Fiona Gaughran, director of Research and Development at South London and Maudsley NHS Foundation Trust, and Professor of Physical Health and Clinical Therapeutics at King’s College London said: “Our Trust teams worked very hard to support remote working during the pandemic. Most of the studies reviewed here reported high rates of adoption of remote formats, with adoption rates falling as COVID rates decreased. Service-users and clinicians largely found remote contacts satisfactory, at least in the context of the pandemic, but several studies noted that service- users and clinicians wanted at least some appointments face-to-face once restrictions on in-person contact had loosened.
“This work took place as part of a Learning Healthcare System the Trust initiated during the pandemic, working with our partners across South London to rapidly feed back learning into practice.”
Alan Simpson, Professor of Mental Health Nursing at the Florence Nightingale Faculty of Nursing, Midwifery & Palliative Care at King’s College London, and co-director of the NIHR Mental Health Policy Research Unit, commented: “Early in 2020, mental health worldwide had to rapidly shift from face-to-face models of care to delivering most treatments remotely. Although this change was beneficial in many ways, it also resulted in several challenges for staff and patients. The study found that remote care was deemed less acceptable and presented more challenges for certain groups – including new patients, service-users without a private space at home for therapy, and those with a schizophrenia diagnosis, severe anxiety, or learning disabilities, children, older adults, and those from lower socio-economic backgrounds.
“As telemental health was not commonly used in most services pre-COVID, staff had to rapidly adjust to a new way of working. Service-users also identified certain needs and resources to enable them to effectively transition to remote care.”
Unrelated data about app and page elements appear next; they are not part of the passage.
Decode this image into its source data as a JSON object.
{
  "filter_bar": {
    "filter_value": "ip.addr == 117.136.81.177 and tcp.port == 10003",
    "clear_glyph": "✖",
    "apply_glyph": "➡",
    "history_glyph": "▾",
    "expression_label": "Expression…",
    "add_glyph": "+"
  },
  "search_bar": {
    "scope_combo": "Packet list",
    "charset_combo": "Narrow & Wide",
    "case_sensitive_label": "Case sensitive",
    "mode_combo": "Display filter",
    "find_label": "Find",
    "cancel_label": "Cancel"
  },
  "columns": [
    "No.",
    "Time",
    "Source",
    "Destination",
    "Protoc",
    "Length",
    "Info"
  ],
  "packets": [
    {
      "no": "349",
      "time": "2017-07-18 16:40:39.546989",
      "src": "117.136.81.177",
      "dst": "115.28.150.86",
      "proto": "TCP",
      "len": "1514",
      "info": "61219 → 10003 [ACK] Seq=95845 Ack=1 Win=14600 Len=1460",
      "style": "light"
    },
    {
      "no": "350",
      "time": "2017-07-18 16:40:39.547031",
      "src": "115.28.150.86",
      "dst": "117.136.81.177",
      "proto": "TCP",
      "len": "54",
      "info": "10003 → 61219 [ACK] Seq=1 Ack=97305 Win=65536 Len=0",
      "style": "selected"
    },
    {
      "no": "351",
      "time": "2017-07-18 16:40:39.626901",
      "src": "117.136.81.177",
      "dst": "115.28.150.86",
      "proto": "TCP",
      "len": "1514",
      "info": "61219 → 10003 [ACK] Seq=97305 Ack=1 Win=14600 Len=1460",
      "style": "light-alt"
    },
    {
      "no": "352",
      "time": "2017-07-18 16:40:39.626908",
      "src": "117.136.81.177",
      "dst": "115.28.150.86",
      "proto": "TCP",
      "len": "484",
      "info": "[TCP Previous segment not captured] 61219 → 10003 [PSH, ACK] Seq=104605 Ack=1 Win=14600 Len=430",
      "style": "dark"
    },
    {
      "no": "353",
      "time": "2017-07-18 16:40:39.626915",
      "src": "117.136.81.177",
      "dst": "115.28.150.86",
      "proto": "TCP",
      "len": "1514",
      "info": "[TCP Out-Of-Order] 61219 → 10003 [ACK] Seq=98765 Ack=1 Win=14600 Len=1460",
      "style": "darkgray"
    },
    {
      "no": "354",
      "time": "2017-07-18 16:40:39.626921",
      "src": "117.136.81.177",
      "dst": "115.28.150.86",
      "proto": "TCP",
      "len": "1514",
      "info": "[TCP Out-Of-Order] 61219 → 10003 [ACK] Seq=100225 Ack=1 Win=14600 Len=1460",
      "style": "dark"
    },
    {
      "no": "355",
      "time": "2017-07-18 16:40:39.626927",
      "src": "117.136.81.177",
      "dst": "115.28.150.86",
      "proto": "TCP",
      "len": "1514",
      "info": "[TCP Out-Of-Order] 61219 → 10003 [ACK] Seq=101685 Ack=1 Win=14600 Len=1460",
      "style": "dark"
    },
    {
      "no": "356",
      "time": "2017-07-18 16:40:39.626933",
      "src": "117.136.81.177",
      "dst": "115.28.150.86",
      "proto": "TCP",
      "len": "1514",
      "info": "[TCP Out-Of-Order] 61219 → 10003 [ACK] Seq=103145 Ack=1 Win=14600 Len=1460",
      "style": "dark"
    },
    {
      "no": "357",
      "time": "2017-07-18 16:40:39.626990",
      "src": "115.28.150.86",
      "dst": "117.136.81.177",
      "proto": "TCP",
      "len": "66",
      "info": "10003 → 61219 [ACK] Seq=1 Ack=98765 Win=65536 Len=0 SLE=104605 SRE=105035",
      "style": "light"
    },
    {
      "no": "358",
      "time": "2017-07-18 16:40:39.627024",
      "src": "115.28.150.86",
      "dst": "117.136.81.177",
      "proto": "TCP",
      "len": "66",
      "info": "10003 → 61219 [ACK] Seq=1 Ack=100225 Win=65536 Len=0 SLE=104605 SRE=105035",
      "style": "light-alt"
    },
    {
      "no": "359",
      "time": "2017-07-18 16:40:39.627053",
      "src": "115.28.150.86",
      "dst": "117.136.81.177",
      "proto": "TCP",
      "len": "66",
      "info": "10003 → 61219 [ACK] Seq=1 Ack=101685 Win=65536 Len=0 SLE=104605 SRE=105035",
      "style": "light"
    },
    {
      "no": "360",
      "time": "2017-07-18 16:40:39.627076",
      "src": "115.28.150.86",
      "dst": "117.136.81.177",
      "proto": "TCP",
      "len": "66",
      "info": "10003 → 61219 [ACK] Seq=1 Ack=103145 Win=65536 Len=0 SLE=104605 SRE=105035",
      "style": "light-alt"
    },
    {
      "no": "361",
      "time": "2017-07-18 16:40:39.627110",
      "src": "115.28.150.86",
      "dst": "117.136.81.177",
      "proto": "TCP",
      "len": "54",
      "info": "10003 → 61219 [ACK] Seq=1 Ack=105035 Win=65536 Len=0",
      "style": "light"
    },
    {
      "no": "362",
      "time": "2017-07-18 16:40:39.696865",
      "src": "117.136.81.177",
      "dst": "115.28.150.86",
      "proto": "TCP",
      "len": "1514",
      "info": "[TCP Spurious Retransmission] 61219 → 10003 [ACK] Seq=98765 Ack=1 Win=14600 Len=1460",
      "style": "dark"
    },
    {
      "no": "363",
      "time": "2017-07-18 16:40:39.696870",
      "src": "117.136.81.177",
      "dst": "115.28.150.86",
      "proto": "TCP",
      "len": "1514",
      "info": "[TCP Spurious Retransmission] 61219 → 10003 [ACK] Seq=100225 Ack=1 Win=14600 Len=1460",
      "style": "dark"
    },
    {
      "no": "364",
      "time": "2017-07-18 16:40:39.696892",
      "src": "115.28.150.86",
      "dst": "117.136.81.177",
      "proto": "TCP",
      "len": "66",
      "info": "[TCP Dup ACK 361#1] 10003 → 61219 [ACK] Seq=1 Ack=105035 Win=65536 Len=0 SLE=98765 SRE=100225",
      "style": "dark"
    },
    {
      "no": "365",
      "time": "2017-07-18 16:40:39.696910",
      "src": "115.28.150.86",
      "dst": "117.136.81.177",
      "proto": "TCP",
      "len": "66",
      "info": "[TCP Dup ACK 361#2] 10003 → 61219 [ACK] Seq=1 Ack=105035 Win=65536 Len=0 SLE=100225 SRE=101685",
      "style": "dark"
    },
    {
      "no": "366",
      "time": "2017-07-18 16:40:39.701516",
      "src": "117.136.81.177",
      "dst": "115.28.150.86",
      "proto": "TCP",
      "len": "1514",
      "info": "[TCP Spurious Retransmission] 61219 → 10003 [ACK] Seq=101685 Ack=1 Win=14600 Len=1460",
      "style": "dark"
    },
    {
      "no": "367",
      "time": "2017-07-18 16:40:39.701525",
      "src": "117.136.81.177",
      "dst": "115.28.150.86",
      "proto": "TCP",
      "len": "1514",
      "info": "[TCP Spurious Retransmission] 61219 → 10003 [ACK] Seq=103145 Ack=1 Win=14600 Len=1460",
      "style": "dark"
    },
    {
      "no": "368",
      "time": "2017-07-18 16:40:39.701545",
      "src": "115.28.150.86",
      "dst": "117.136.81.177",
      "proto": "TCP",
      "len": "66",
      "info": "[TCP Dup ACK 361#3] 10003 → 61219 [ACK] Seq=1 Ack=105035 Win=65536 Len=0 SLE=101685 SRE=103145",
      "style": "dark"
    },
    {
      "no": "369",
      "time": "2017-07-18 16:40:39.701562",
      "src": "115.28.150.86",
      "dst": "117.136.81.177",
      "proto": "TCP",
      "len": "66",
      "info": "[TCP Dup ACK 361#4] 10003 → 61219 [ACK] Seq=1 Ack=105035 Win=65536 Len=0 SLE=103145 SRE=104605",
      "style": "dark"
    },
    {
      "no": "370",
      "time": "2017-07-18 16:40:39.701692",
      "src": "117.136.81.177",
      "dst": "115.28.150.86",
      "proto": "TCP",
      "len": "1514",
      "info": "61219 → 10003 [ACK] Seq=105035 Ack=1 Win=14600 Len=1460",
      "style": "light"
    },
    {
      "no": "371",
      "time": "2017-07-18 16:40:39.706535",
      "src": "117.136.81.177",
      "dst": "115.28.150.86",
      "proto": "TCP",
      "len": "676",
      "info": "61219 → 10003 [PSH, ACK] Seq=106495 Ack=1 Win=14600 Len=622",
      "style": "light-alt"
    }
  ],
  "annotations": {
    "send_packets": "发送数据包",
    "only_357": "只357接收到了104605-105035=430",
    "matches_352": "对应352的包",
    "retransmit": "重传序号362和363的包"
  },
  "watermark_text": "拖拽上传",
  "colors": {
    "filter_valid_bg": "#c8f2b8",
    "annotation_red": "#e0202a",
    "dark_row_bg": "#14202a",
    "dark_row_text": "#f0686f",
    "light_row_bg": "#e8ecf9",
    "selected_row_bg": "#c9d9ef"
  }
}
To read the full review, visit: https://www.jmir.org/2021/12/e31746/